Extracted records:
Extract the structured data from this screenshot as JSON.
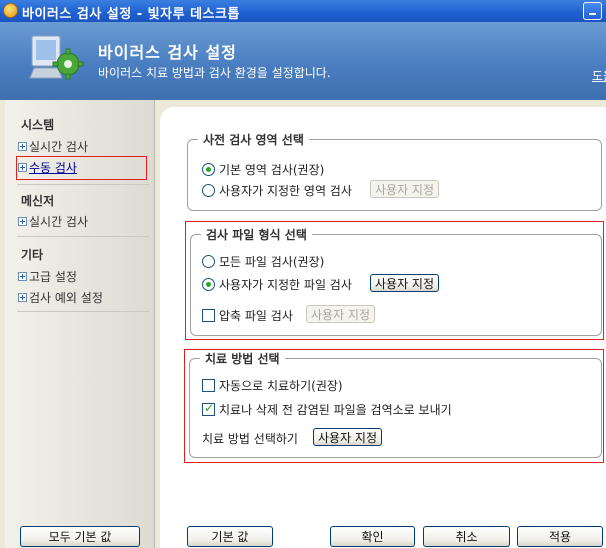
{
  "window": {
    "title": "바이러스 검사 설정 - 빛자루 데스크톱"
  },
  "header": {
    "title": "바이러스 검사 설정",
    "subtitle": "바이러스 치료 방법과 검사 환경을 설정합니다.",
    "help_link": "도움말"
  },
  "sidebar": {
    "groups": [
      {
        "title": "시스템",
        "items": [
          {
            "label": "실시간 검사",
            "active": false
          },
          {
            "label": "수동 검사",
            "active": true
          }
        ]
      },
      {
        "title": "메신저",
        "items": [
          {
            "label": "실시간 검사",
            "active": false
          }
        ]
      },
      {
        "title": "기타",
        "items": [
          {
            "label": "고급 설정",
            "active": false
          },
          {
            "label": "검사 예외 설정",
            "active": false
          }
        ]
      }
    ],
    "reset_all_label": "모두 기본 값"
  },
  "scan_area": {
    "title": "사전 검사 영역 선택",
    "option_default": "기본 영역 검사(권장)",
    "option_custom": "사용자가 지정한 영역 검사",
    "custom_button": "사용자 지정",
    "selected": "default"
  },
  "file_type": {
    "title": "검사 파일 형식 선택",
    "option_all": "모든 파일 검사(권장)",
    "option_custom": "사용자가 지정한 파일 검사",
    "custom_button": "사용자 지정",
    "compressed_label": "압축 파일 검사",
    "compressed_button": "사용자 지정",
    "selected": "custom",
    "compressed_checked": false
  },
  "treatment": {
    "title": "치료 방법 선택",
    "auto_label": "자동으로 치료하기(권장)",
    "auto_checked": false,
    "quarantine_label": "치료나 삭제 전 감염된 파일을 검역소로 보내기",
    "quarantine_checked": true,
    "method_label": "치료 방법 선택하기",
    "custom_button": "사용자 지정"
  },
  "footer": {
    "default_label": "기본 값",
    "ok_label": "확인",
    "cancel_label": "취소",
    "apply_label": "적용"
  },
  "colors": {
    "titlebar": "#1f5fd1",
    "header": "#4a7ec0",
    "highlight": "#e02020",
    "radio_dot": "#2ba52b"
  },
  "icons": {
    "app": "app-icon",
    "header": "monitor-gear-icon",
    "minimize": "minimize-icon"
  }
}
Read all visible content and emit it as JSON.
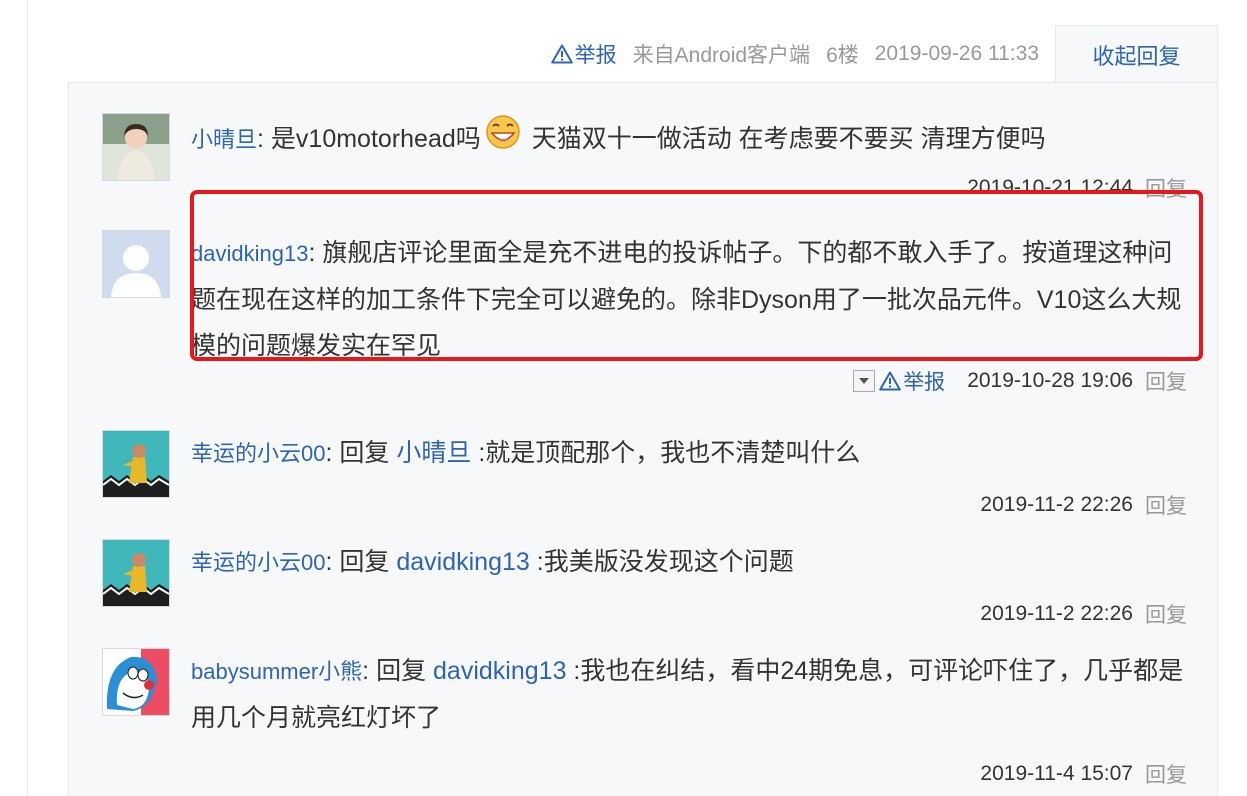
{
  "post_meta": {
    "report_label": "举报",
    "source": "来自Android客户端",
    "floor": "6楼",
    "time": "2019-09-26 11:33",
    "collapse_label": "收起回复"
  },
  "replies": [
    {
      "user": "小晴旦",
      "text_before": "是v10motorhead吗",
      "text_after": " 天猫双十一做活动 在考虑要不要买 清理方便吗",
      "time": "2019-10-21 12:44",
      "reply_label": "回复"
    },
    {
      "user": "davidking13",
      "text": "旗舰店评论里面全是充不进电的投诉帖子。下的都不敢入手了。按道理这种问题在现在这样的加工条件下完全可以避免的。除非Dyson用了一批次品元件。V10这么大规模的问题爆发实在罕见",
      "report_label": "举报",
      "time": "2019-10-28 19:06",
      "reply_label": "回复"
    },
    {
      "user": "幸运的小云00",
      "prefix": "回复",
      "ref_user": "小晴旦",
      "text": ":就是顶配那个，我也不清楚叫什么",
      "time": "2019-11-2 22:26",
      "reply_label": "回复"
    },
    {
      "user": "幸运的小云00",
      "prefix": "回复",
      "ref_user": "davidking13",
      "text": ":我美版没发现这个问题",
      "time": "2019-11-2 22:26",
      "reply_label": "回复"
    },
    {
      "user": "babysummer小熊",
      "prefix": "回复",
      "ref_user": "davidking13",
      "text": ":我也在纠结，看中24期免息，可评论吓住了，几乎都是用几个月就亮红灯坏了",
      "time": "2019-11-4 15:07",
      "reply_label": "回复"
    }
  ],
  "colors": {
    "link": "#2d64b3",
    "muted": "#999999",
    "panel_bg": "#f7f8fa",
    "highlight": "#e8181a"
  },
  "icons": {
    "report": "warning-triangle-icon",
    "emoji": "grinning-face-icon",
    "dropdown": "dropdown-arrow-icon"
  }
}
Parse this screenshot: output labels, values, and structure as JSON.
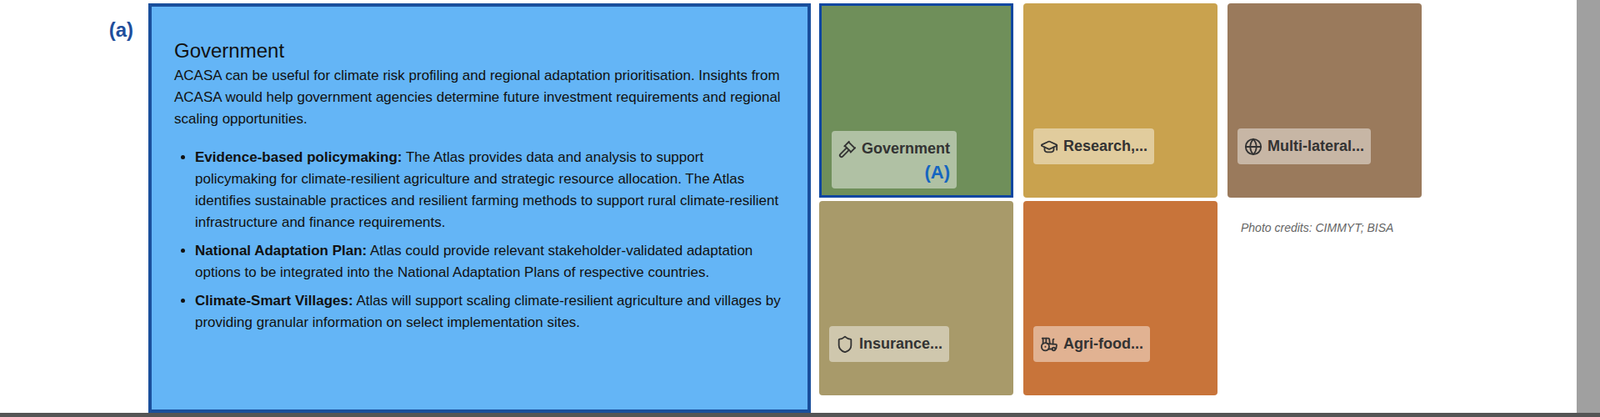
{
  "figure_label": "(a)",
  "panel": {
    "title": "Government",
    "intro": "ACASA can be useful for climate risk profiling and regional adaptation prioritisation. Insights from ACASA would help government agencies determine future investment requirements and regional scaling opportunities.",
    "bullets": [
      {
        "term": "Evidence-based policymaking:",
        "text": "The Atlas provides data and analysis to support policymaking for climate-resilient agriculture and strategic resource allocation. The Atlas identifies sustainable practices and resilient farming methods to support rural climate-resilient infrastructure and finance requirements."
      },
      {
        "term": "National Adaptation Plan:",
        "text": "Atlas could provide relevant stakeholder-validated adaptation options to be integrated into the National Adaptation Plans of respective countries."
      },
      {
        "term": "Climate-Smart Villages:",
        "text": "Atlas will support scaling climate-resilient agriculture and villages by providing granular information on select implementation sites."
      }
    ]
  },
  "tiles": [
    {
      "label": "Government",
      "selected": true,
      "marker": "(A)",
      "kind": "gavel",
      "color": "#6f8f5a"
    },
    {
      "label": "Research,...",
      "selected": false,
      "marker": "",
      "kind": "cap",
      "color": "#c9a24e"
    },
    {
      "label": "Multi-lateral...",
      "selected": false,
      "marker": "",
      "kind": "globe",
      "color": "#9a7a5c"
    },
    {
      "label": "Insurance...",
      "selected": false,
      "marker": "",
      "kind": "shield",
      "color": "#a89a6a"
    },
    {
      "label": "Agri-food...",
      "selected": false,
      "marker": "",
      "kind": "tractor",
      "color": "#c8743a"
    }
  ],
  "credits": "Photo credits: CIMMYT; BISA"
}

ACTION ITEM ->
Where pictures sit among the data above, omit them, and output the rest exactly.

SOLUTION FOR THIS PROBLEM ->
Extract the structured data from this screenshot as JSON.
{
  "window": {
    "title": "바이러스 검사 설정 - 빛자루 데스크톱"
  },
  "header": {
    "title": "바이러스 검사 설정",
    "subtitle": "바이러스 치료 방법과 검사 환경을 설정합니다.",
    "help_link": "도움말"
  },
  "sidebar": {
    "groups": [
      {
        "title": "시스템",
        "items": [
          {
            "label": "실시간 검사",
            "active": false
          },
          {
            "label": "수동 검사",
            "active": true
          }
        ]
      },
      {
        "title": "메신저",
        "items": [
          {
            "label": "실시간 검사",
            "active": false
          }
        ]
      },
      {
        "title": "기타",
        "items": [
          {
            "label": "고급 설정",
            "active": false
          },
          {
            "label": "검사 예외 설정",
            "active": false
          }
        ]
      }
    ],
    "reset_all_label": "모두 기본 값"
  },
  "scan_area": {
    "title": "사전 검사 영역 선택",
    "option_default": "기본 영역 검사(권장)",
    "option_custom": "사용자가 지정한 영역 검사",
    "custom_button": "사용자 지정",
    "selected": "default"
  },
  "file_type": {
    "title": "검사 파일 형식 선택",
    "option_all": "모든 파일 검사(권장)",
    "option_custom": "사용자가 지정한 파일 검사",
    "custom_button": "사용자 지정",
    "compressed_label": "압축 파일 검사",
    "compressed_button": "사용자 지정",
    "selected": "custom",
    "compressed_checked": false
  },
  "treatment": {
    "title": "치료 방법 선택",
    "auto_label": "자동으로 치료하기(권장)",
    "auto_checked": false,
    "quarantine_label": "치료나 삭제 전 감염된 파일을 검역소로 보내기",
    "quarantine_checked": true,
    "method_label": "치료 방법 선택하기",
    "custom_button": "사용자 지정"
  },
  "footer": {
    "default_label": "기본 값",
    "ok_label": "확인",
    "cancel_label": "취소",
    "apply_label": "적용"
  },
  "colors": {
    "titlebar": "#1f5fd1",
    "header": "#4a7ec0",
    "highlight": "#e02020",
    "radio_dot": "#2ba52b"
  },
  "icons": {
    "app": "app-icon",
    "header": "monitor-gear-icon",
    "minimize": "minimize-icon"
  }
}
Read all visible content and emit it as JSON.
{
  "post_meta": {
    "report_label": "举报",
    "source": "来自Android客户端",
    "floor": "6楼",
    "time": "2019-09-26 11:33",
    "collapse_label": "收起回复"
  },
  "replies": [
    {
      "user": "小晴旦",
      "text_before": "是v10motorhead吗",
      "text_after": " 天猫双十一做活动 在考虑要不要买 清理方便吗",
      "time": "2019-10-21 12:44",
      "reply_label": "回复"
    },
    {
      "user": "davidking13",
      "text": "旗舰店评论里面全是充不进电的投诉帖子。下的都不敢入手了。按道理这种问题在现在这样的加工条件下完全可以避免的。除非Dyson用了一批次品元件。V10这么大规模的问题爆发实在罕见",
      "report_label": "举报",
      "time": "2019-10-28 19:06",
      "reply_label": "回复"
    },
    {
      "user": "幸运的小云00",
      "prefix": "回复",
      "ref_user": "小晴旦",
      "text": ":就是顶配那个，我也不清楚叫什么",
      "time": "2019-11-2 22:26",
      "reply_label": "回复"
    },
    {
      "user": "幸运的小云00",
      "prefix": "回复",
      "ref_user": "davidking13",
      "text": ":我美版没发现这个问题",
      "time": "2019-11-2 22:26",
      "reply_label": "回复"
    },
    {
      "user": "babysummer小熊",
      "prefix": "回复",
      "ref_user": "davidking13",
      "text": ":我也在纠结，看中24期免息，可评论吓住了，几乎都是用几个月就亮红灯坏了",
      "time": "2019-11-4 15:07",
      "reply_label": "回复"
    }
  ],
  "colors": {
    "link": "#2d64b3",
    "muted": "#999999",
    "panel_bg": "#f7f8fa",
    "highlight": "#e8181a"
  },
  "icons": {
    "report": "warning-triangle-icon",
    "emoji": "grinning-face-icon",
    "dropdown": "dropdown-arrow-icon"
  }
}
Parse this screenshot: output labels, values, and structure as JSON.
{
  "figure_label": "(a)",
  "panel": {
    "title": "Government",
    "intro": "ACASA can be useful for climate risk profiling and regional adaptation prioritisation. Insights from ACASA would help government agencies determine future investment requirements and regional scaling opportunities.",
    "bullets": [
      {
        "term": "Evidence-based policymaking:",
        "text": "The Atlas provides data and analysis to support policymaking for climate-resilient agriculture and strategic resource allocation. The Atlas identifies sustainable practices and resilient farming methods to support rural climate-resilient infrastructure and finance requirements."
      },
      {
        "term": "National Adaptation Plan:",
        "text": "Atlas could provide relevant stakeholder-validated adaptation options to be integrated into the National Adaptation Plans of respective countries."
      },
      {
        "term": "Climate-Smart Villages:",
        "text": "Atlas will support scaling climate-resilient agriculture and villages by providing granular information on select implementation sites."
      }
    ]
  },
  "tiles": [
    {
      "label": "Government",
      "selected": true,
      "marker": "(A)",
      "kind": "gavel",
      "color": "#6f8f5a"
    },
    {
      "label": "Research,...",
      "selected": false,
      "marker": "",
      "kind": "cap",
      "color": "#c9a24e"
    },
    {
      "label": "Multi-lateral...",
      "selected": false,
      "marker": "",
      "kind": "globe",
      "color": "#9a7a5c"
    },
    {
      "label": "Insurance...",
      "selected": false,
      "marker": "",
      "kind": "shield",
      "color": "#a89a6a"
    },
    {
      "label": "Agri-food...",
      "selected": false,
      "marker": "",
      "kind": "tractor",
      "color": "#c8743a"
    }
  ],
  "credits": "Photo credits: CIMMYT; BISA"
}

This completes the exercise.